If we found proof of outsider life, would we even believe it? Life on different planets could be so not the same as what we’re used to that we probably won’t perceive any organic marks that it produces.
Late years have seen changes to our theories about what considers a biosignature and which planets may be tenable, and further turnarounds are unavoidable. In any case, as well as can be expected truly do is decipher the information we have with our present best theories, not with some future though we haven’t had at this point.
Be that as it may, is it extremely possible to expect the unforeseen? A lot of leaps forward occur coincidentally, from the revelation of penicillin to the disclosure of the inestimable microwave foundation radiation left over from the Big Bang. These frequently mirror a level of luck for the benefit of the analysts in question. With regards to outsider life, is it enough for researchers to expect “we’ll know it when we see it”?
At the point when researchers previously discovered proof of low measures of ozone in the climate above Antarctica, they at first rejected it as awful information. With no earlier theories to anticipate a gap, the researchers precluded it ahead of time. Fortunately, they were disapproved of a twofold check, and the revelation was made.
Every single new exoplanet is wealthy in physical and concoction intricacy. It is very simple to envision a situation where researchers don’t twofold check an objective that is hailed as “lacking hugeness”, yet whose extraordinary centrality would be perceived on a nearer investigation or with a non-standard hypothetical methodology.
In the quest for extraterrestrial life, researchers must be completely liberal.
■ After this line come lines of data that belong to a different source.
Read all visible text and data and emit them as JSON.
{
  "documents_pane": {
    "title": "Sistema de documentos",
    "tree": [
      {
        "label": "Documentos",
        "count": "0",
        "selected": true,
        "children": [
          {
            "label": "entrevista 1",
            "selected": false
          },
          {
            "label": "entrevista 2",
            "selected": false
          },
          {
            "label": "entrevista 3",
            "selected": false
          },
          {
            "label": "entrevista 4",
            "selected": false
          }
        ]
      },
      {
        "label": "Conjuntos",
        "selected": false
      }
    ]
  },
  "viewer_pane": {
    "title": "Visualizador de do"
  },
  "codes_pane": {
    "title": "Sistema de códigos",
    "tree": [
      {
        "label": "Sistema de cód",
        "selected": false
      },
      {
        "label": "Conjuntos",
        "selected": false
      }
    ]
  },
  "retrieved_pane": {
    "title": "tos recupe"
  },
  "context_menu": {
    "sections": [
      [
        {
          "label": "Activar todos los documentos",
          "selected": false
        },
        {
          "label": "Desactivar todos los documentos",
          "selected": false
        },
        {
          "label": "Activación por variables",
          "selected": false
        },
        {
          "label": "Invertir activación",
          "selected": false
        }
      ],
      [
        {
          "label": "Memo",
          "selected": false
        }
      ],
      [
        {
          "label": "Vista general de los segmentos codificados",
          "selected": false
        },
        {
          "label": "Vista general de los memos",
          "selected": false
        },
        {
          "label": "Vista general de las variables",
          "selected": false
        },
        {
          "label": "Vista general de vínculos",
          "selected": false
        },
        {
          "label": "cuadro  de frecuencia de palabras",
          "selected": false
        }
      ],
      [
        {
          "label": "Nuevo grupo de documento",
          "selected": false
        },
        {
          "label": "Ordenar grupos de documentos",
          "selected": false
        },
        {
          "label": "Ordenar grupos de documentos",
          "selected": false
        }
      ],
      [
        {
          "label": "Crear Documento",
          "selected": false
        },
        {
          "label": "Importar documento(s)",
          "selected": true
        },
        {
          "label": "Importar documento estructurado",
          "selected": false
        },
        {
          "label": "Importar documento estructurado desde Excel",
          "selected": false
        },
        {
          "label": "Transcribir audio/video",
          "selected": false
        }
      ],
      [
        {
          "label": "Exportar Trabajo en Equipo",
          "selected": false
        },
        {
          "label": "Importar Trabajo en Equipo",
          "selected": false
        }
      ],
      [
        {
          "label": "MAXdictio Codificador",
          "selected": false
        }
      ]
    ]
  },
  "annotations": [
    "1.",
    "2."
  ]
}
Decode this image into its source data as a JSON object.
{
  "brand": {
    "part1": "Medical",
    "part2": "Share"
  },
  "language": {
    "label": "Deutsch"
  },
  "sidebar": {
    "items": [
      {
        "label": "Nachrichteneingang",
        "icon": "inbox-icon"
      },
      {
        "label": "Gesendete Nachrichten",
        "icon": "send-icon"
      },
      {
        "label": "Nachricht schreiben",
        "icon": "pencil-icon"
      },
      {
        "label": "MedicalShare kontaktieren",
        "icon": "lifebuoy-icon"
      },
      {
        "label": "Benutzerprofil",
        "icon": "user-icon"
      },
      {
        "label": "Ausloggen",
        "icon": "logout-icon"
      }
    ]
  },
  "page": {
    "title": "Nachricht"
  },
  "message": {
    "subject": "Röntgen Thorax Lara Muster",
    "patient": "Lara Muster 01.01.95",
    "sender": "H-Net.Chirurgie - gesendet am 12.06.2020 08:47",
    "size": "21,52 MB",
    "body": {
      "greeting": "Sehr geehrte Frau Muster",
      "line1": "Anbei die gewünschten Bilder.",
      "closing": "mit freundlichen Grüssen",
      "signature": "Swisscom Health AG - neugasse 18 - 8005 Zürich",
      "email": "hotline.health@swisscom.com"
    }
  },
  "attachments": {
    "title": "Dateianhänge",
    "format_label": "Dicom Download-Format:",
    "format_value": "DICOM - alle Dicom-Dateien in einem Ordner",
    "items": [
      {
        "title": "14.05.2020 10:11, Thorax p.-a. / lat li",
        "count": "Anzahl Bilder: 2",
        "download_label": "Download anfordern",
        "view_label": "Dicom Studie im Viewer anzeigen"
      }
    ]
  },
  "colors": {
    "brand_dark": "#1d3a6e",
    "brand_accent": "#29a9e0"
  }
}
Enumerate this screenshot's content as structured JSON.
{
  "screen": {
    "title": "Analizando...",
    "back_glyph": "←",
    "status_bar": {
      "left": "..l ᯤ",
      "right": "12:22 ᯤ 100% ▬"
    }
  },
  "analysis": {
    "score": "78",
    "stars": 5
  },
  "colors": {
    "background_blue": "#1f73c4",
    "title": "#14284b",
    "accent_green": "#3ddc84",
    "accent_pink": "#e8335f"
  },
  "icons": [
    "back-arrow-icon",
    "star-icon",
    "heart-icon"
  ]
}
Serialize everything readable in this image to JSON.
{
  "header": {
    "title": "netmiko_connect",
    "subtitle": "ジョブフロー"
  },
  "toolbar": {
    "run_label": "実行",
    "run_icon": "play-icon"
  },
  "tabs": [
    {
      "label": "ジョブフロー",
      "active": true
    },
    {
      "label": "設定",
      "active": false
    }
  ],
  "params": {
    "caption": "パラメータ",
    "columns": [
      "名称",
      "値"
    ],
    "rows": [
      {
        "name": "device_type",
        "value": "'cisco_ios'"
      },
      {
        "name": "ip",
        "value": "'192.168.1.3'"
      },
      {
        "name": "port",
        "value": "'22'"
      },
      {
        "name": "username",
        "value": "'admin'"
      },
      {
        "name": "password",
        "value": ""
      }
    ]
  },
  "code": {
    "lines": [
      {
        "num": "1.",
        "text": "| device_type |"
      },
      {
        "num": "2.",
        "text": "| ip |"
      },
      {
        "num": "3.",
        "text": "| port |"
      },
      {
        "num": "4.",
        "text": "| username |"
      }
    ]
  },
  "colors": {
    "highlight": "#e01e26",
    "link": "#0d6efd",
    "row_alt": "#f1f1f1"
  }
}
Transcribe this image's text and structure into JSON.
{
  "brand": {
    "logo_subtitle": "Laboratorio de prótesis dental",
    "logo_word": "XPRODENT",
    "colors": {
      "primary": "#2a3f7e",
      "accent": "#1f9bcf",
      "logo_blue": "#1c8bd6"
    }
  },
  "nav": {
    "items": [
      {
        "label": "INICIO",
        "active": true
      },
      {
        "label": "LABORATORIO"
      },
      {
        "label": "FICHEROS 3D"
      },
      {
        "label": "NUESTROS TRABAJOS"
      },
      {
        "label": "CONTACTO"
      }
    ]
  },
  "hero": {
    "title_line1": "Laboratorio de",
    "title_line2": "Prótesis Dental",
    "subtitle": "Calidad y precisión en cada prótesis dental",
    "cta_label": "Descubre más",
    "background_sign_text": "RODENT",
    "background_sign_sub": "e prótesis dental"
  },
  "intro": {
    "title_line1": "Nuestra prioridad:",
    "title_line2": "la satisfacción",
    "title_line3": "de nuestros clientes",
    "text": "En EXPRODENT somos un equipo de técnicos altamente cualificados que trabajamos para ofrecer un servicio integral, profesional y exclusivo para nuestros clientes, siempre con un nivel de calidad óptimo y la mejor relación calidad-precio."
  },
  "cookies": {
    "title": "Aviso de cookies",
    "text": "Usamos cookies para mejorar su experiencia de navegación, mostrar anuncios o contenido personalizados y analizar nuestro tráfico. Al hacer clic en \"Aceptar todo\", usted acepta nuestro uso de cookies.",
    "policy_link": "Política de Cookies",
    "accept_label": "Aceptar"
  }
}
Also, this implies a specific measure of support for non-standard thoughts and strategies. Models from past science (counting late ones) show that non-standard thoughts can once in a while be unequivocally kept down. Space organizations, for example, NASA must gain from such cases on the off chance that they genuinely accept that, in the quest for outsider life, we should “expect the unforeseen.”
Claude Denni was born and raised in San Jose. Claude has worked as a journalist for nearly a decade having contributed to several large publications including the Daily Democrat here in Californiar and NPR. As a journalist for Coastal Morning Star, Claude covers national and international developments.